What the struggle brings
Set the skies on fire
Rise up even higher
So the ageless winds of time can catch your wings”
At 12, I was encouraged to become anything I wanted to be. To dream. To believe I could achieve what I desired if I worked hard for it. From my parents to my educators, they all pushed me toward staying focused on the goal. So the Black Butterfly resonated with me back then. I was going to rise and set the sky on fire. What the struggle brings I was less concerned with, but Mr. Jones surely expressed the tension of the Butterfly’s process in his performance. In the contortion of his body movements, he followed with a full transition of his arms so we can imagine a butterfly’s metamorphosis represented through the span of its wings, his arms, to signify completion. It was so beautiful and poetic. It remains a memory that stands out for me, for all the reasons I considered titling this blog Black Butterfly in 2020.
As I sat down to think about what I wanted to create with this blog, I considered how much representation matters, and how I would approach sharing my metamorphosis over time. How would I expand my wings to allow these stories and testimonies to take shape and form. What topics would I want to put forward while I’m blooming in my proverbial garden. How would I keep myself honest in these present moments of growth and awareness. As I thought about the montage of memories and moments that encompass my own journey, and considering this present day tipping point we are experiencing in the world amidst a global pandemic and the racial reckoning in America, on top of it being an election year, Black Butterfly felt right and appropriate.
I plan to share parts of my own journey – past and present. I hope to represent and reflect the honesty and vulnerability that unfolds through this process of experiencing life as a Black woman, wife, mother, sister, aunt, friend, leader and child of God. As the author, I desire to revisit the beauty as well as the beautiful scars within my own life metamorphosis. And now that Beyoncé has validated Black Is King, and our real life superhero Black Panther has transitioned in the physical, guess what…it’s time.
In these present moments, I have the ability to talk with my Black son and Black husband about what that struggle brings, because we are actually experiencing it in different ways together. My son is growing up having bear witness to a Black president and first Black family. And he’s also learning more intimately about navigating his existence in the world, as the incidents of police brutality on unarmed Black men and women hit a tipping point in his 9th year. He sees a myriad of reflections of himself in various stages of emotion. He has questions, and we explore the answers together.

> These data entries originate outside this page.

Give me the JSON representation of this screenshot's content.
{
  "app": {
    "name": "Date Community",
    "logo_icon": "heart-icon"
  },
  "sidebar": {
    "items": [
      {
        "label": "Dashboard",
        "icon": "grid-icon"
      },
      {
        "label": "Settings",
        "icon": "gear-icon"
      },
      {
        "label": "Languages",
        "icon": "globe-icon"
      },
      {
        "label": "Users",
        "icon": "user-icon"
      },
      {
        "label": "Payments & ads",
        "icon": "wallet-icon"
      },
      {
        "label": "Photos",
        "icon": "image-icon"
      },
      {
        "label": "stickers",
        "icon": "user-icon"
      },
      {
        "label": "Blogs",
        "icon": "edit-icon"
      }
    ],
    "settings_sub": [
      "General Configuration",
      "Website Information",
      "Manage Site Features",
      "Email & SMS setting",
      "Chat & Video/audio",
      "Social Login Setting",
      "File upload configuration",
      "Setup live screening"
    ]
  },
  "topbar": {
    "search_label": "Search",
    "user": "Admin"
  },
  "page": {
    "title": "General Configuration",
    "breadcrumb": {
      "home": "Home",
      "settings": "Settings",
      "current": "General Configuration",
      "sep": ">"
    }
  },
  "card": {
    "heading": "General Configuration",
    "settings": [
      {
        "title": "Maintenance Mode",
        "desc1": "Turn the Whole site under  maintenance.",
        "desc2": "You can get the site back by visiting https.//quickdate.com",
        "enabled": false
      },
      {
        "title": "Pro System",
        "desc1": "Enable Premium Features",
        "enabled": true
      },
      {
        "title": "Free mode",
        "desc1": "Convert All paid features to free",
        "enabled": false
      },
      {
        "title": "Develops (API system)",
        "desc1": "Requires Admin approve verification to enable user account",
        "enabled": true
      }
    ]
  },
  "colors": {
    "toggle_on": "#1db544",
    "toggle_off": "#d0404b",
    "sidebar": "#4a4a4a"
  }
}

I’m a servant leader who believes we have the ability to lift as we climb. To be an ear or a voice for someone else in need. Pay it forward. Share. Be authentic. Live, love, and laugh to the fullest. We are all changing in this new season. The world is shifting right before our very eyes. There’s a metamorphosis taking place.
Welcome to Black Butterfly.
KK is an energetic storyteller, creative marketer and, servant leader with a kaleidoscope of professional pathways in music, print publishing, and television. Currently, KK is a marketing executive at a major media company. Faith and family anchor KK’s ambitions, and she believes Luke 12:48 holds true, “from everyone who has been given much, much will be demanded; and from the one who has been entrusted with much, much more will be asked.” KK leverages her gifts, talents, and abilities in support of advancing others, particularly in motivating her 9-year-old son CMK.
Passionate about education and inclusion, KK is a graduate of New York University, with an MS in Integrated Marketing. She supports her undergrad alma-mater, Wesleyan University, with dual alumni volunteer leadership roles. As a Trustee on the Oliver Scholars board, preparing high achieving African American and Latino students for academic success is a priority. Through her writing and in her relationships, KK continues to unpack and explore life transformations the only way she knows how – with unconditional love, raw honesty and a touch of humor.